[Excerpts from an interface dataset]
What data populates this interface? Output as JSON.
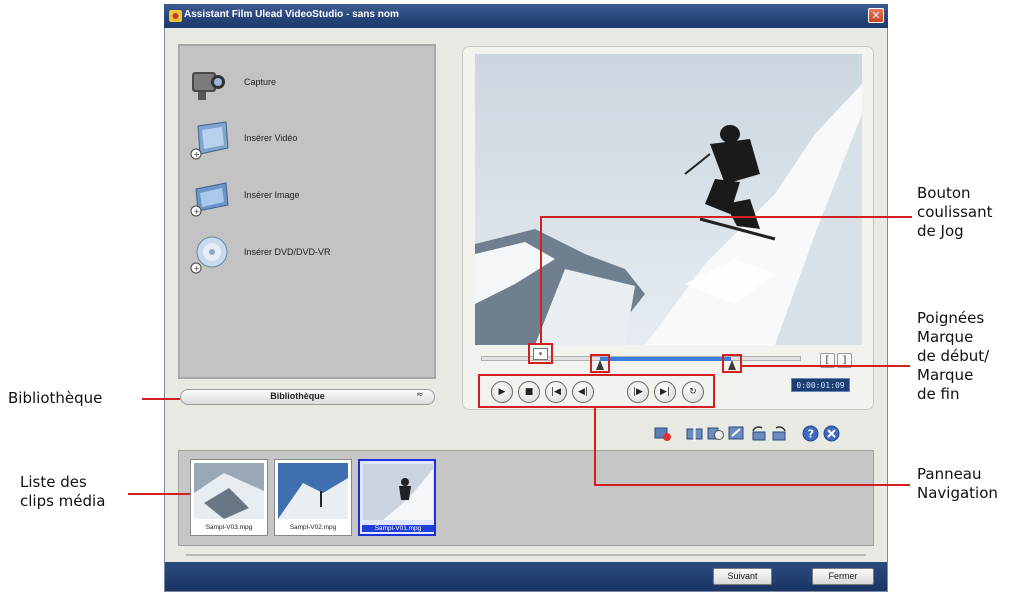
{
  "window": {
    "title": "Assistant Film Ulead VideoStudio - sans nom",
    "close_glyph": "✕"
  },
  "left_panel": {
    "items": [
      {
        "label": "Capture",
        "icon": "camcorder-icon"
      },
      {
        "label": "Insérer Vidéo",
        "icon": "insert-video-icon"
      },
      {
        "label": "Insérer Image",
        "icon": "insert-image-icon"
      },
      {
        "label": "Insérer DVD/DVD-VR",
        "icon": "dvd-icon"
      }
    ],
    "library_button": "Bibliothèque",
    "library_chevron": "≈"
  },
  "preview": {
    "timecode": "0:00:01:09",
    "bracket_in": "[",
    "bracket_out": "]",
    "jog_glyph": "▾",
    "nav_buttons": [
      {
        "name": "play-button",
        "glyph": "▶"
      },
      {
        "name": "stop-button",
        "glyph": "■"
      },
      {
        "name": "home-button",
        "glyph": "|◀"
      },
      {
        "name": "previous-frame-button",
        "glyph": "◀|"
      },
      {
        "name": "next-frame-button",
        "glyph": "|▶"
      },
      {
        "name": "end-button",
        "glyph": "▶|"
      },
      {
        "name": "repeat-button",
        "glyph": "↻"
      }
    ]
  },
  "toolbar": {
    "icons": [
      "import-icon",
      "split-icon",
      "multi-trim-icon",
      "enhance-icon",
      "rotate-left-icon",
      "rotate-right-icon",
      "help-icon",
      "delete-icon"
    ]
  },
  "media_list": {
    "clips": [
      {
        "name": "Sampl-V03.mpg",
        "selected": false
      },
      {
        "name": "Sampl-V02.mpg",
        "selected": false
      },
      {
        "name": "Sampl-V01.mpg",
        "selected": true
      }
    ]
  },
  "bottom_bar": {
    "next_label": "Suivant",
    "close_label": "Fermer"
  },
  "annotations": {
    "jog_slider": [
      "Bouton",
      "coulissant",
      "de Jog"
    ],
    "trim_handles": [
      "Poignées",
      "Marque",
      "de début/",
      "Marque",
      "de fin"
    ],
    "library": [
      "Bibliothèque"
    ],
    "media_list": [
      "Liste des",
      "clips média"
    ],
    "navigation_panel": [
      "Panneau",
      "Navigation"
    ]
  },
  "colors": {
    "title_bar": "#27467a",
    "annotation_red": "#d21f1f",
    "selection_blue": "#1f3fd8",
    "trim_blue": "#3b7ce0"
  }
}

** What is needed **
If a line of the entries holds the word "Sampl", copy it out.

** Response area **
        "name": "Sampl-V03.mpg",
        "name": "Sampl-V02.mpg",
        "name": "Sampl-V01.mpg",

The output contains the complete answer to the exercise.